Fendley believes he has glimpsed the approaching tidal wave of opportunity, and goes as far as to advocate shifting the design industry’s foundations away from print, packaging, branding and so on, to the Newfoundland of interactive branding.
“The whole [design] industry is going to be turned upside down,” he predicts. “There is a massive move towards mergers.”
Merging, it seems, can afford a wealth of new branding opportunities for consultancies that are prepared to branch out into full service digital branding.
According to Fendley, the creative culture of the design profession sits design consultancies ahead of management consultancies and even advertising agencies as the new guardians of the brand, in a future where everyone is embracing new media.
1999 mergers and acquisitions
Enterprise IG acquires a 50 per cent stake in Hamburg consultancy Windi Winderlich
The Coleman Group takes a 71 per cent stake in Dutch packaging and corporate consultancy Millford-Van den Berg
Rodney Fitch buys back the 50 per cent stake Virgin Group held and sells the majority stake he held in Wickens Tutt Southgate
Virgin Group sells its stake in Clinic
Fitch is acquired by Lighthouse Global Network (formerly Lighthouse Holdings) after de-listing from the London Stock Exchange
RCH Design Worldwide and Lyons Marketing Communications merge
Hero acquires JHA with Creative Impression joining officially in mid-2000
Terence Conran joins together CD Partnership and Conran Studios to form Conran & Partners
WPP Group completes its acquisition of The Brand Union
Seven Interactive merges its UK and US operations
Conran & Partners merges with Sebastian Conran Associates
Havas Advertising merges Conran Design Group and DIA
LGN acquires Seattle design group The Leonhardt Group
WPP Group merges Clever Media and Enterprise IG
Tempus Group buys the Added Value Group, parent of Brown Inc
Razorfish acquires US groups TSDesign and Lee Hunt Associates

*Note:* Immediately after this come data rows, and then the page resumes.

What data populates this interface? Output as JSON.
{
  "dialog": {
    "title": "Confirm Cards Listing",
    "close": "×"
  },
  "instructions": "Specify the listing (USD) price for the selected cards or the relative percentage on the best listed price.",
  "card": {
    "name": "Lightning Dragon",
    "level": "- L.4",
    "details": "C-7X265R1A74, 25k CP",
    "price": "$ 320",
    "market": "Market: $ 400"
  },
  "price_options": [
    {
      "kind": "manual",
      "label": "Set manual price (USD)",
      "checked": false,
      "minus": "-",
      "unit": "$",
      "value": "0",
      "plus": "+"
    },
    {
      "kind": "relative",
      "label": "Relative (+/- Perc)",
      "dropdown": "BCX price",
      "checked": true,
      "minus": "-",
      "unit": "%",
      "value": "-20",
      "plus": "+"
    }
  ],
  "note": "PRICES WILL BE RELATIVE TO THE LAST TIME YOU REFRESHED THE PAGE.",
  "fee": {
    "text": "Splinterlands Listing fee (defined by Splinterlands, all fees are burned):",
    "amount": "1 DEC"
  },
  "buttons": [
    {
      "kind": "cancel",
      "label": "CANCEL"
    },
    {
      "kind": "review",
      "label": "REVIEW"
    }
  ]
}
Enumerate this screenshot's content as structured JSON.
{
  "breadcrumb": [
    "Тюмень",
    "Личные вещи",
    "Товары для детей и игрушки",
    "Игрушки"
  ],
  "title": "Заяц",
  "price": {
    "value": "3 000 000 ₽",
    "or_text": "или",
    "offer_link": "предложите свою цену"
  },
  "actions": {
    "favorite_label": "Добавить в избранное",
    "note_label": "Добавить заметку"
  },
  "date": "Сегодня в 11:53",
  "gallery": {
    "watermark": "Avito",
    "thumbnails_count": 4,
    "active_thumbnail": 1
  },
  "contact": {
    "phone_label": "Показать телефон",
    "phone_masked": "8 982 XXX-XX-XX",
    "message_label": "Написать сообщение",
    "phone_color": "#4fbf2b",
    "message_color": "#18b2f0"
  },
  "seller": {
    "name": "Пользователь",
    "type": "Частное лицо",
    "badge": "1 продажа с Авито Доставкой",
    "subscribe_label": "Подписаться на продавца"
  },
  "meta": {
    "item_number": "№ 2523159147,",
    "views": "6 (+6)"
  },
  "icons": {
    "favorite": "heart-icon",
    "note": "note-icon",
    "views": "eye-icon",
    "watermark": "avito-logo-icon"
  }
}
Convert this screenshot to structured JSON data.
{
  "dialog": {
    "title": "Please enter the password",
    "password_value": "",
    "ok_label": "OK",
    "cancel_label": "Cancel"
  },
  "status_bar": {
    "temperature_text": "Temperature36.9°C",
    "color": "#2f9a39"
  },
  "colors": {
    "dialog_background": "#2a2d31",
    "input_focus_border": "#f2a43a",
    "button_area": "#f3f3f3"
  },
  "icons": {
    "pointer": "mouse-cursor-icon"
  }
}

LGN acquires Arizona interiors group Associates in Architecture and Design
MetaDesign London mergers with Swedish design group Icon Medialab
The New US Buyers?